At first glimpse, the piece of brass found near the wreck looks like something you might come across in a junkyard or hanging on the wall of a maritime-themed dive bar. What continues to be of the mechanism is a set of corroded brass gears placed into a rotting wooden box.
Its construction depended on concepts of astronomy and mathematics formulated by Greek astronomers during the second century BC, and it is approximated to have been made in the late second century BC or the early first century BC.
The Antikythera mechanism had the first known set of scientific dials or scales, and its great importance was acknowledged when radiographic images displayed that the remaining fragments contained 30 gear wheels.
Antikythera Mechanism YouTube
The Antikythera mechanism was made of bronze plate, and originally it would have been in a case about the size of a shoebox. The doors of the case and the faces of the mechanism are covered with Greek inscriptions, and it is clearly inscribed with the letters in the Churches to refer to the manufacturer’s astronomical or calendrical as much as the step of declaring, that with purpose.
It is assumed that a hand-turned shaft, which was connected by a crown gear to the main gear wheel, that forced the further gear trains, with each revolution of the main gear wheel corresponding to one solar year. It is a complicated clockwork mechanism made up of at least 30 meshing bronze gears.
The Antikythera mechanism is the only known physical survivor of mechanical astronomical representations of long tradition.
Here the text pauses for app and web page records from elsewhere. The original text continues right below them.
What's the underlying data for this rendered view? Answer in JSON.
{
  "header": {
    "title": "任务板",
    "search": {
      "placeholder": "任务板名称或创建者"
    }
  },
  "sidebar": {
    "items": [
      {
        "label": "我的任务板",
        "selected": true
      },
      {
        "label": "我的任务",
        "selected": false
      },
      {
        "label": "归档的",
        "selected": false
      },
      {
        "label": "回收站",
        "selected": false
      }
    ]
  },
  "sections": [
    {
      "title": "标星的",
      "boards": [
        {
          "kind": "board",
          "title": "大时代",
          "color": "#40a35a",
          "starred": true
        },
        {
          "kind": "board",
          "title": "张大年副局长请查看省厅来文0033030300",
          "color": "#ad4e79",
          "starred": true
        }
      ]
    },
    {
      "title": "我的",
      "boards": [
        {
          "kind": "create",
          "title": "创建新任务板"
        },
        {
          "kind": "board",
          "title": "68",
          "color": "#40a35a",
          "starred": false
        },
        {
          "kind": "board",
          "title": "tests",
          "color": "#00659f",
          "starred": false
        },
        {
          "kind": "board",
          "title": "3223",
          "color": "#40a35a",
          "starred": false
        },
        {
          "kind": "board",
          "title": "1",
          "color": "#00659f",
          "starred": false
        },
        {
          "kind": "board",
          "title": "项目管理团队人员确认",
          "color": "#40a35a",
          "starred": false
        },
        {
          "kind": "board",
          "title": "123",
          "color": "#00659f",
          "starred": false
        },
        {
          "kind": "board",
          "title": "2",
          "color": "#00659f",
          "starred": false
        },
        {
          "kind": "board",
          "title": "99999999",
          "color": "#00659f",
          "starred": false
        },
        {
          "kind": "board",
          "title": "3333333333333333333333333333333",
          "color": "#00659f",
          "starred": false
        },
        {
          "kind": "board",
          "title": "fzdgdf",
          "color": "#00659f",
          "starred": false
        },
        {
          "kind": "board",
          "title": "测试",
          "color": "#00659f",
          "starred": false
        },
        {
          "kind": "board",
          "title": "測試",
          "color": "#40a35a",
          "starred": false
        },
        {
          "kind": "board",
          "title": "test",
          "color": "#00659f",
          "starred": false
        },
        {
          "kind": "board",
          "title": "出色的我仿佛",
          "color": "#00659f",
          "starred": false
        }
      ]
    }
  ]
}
The Antikythera Mechanism Research Project, under the aegis of Greece’s Hellenic Ministry of Culture, facilitates an international collaborative effort and hard work by academic researchers to analyze the Antikythera mechanism.